I have a message to those that choose to be on the other side of the law and terrorize the citizens of Memphis… We will not rest. We will not stop. We will find you and we will bring you to justice. On Tuesday, Markavious Gray found out the hard way. Gray was responsible for the July 2015 homicide of Quincy Jett.

The investigators continued to work this case for over a year and this week, we were able to take Gray into custody and charge him with First Degree Murder in Perpetration of a Felony to wit Robbery.

I’m so thankful for the men and women in our department who work so diligently to help bring closure to these grieving families.

Of these 213 cases 150 have been solved along with 7 cases from previous years. This puts our solve rate at 74%, one of the highest in the nation. To date, ninety-seven (97) physical arrests have been made and four (4) warrants have been issued for suspects that remain at large. In addition, eighteen (18) cases have been ruled as justified homicides by the District Attorney General’s Office.

• Thirty (30) are domestic violence related.
• Seventy-two (72) of the homicides involve gang members.
• 173 of the homicides were committed with a firearm.

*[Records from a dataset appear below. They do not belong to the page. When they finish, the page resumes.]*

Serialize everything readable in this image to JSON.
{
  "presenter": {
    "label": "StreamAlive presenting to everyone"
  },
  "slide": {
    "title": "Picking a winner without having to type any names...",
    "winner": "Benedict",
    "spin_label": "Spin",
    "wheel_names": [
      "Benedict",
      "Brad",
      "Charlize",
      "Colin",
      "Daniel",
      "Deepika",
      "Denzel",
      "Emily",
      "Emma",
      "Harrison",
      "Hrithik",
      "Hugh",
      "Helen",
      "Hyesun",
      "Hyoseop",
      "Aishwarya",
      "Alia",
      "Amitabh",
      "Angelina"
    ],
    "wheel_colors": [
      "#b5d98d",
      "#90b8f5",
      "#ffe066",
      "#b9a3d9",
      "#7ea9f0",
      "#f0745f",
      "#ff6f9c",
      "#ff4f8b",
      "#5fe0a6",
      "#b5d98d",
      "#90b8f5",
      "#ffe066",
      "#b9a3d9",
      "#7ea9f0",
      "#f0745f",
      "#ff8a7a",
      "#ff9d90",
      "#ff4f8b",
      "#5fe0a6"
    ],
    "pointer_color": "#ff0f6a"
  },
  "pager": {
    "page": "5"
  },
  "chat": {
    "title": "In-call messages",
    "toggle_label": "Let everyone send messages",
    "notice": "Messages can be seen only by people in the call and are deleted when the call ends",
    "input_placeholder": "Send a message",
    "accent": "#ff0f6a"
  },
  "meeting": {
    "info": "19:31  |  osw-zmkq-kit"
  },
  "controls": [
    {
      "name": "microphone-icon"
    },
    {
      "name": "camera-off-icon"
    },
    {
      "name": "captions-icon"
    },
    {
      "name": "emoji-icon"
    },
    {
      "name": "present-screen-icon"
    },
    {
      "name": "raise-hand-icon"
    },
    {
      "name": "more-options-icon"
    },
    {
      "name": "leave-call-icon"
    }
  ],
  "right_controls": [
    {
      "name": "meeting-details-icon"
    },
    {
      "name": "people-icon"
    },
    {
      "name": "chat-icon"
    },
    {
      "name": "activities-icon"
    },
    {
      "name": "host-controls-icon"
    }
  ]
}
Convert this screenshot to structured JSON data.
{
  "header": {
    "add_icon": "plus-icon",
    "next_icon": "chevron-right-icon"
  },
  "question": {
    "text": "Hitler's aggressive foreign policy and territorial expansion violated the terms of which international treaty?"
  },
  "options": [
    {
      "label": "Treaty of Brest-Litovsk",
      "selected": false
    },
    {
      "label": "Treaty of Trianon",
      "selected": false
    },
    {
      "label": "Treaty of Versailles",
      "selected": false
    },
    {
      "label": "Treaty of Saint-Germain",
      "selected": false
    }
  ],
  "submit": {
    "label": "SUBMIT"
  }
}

As a police department we fight crime to the best of our ability and continue to work with our local, state, and federal partners to find the best practices on fighting crime. Unfortunately, it’s almost impossible to intervene when some makes the decision to commit murder. I have previously asked the community to take a stand and demand that these killings stop. Today, I ask that the faith based community reach out and open their doors and encourage reasonable conflict resolution practices. Tonight when we are with our loved ones and this weekend when we are at our respective places of worship, we must engage in a real conversation about alternative methods of conflict resolution. Encourage your loved ones to commit to saying No to guns, gangs, drugs, and violence. This is Memphis; we are a resilient city and a strong community. We must get back to loving and working with our families and neighbors to reduce homicides and crime in general.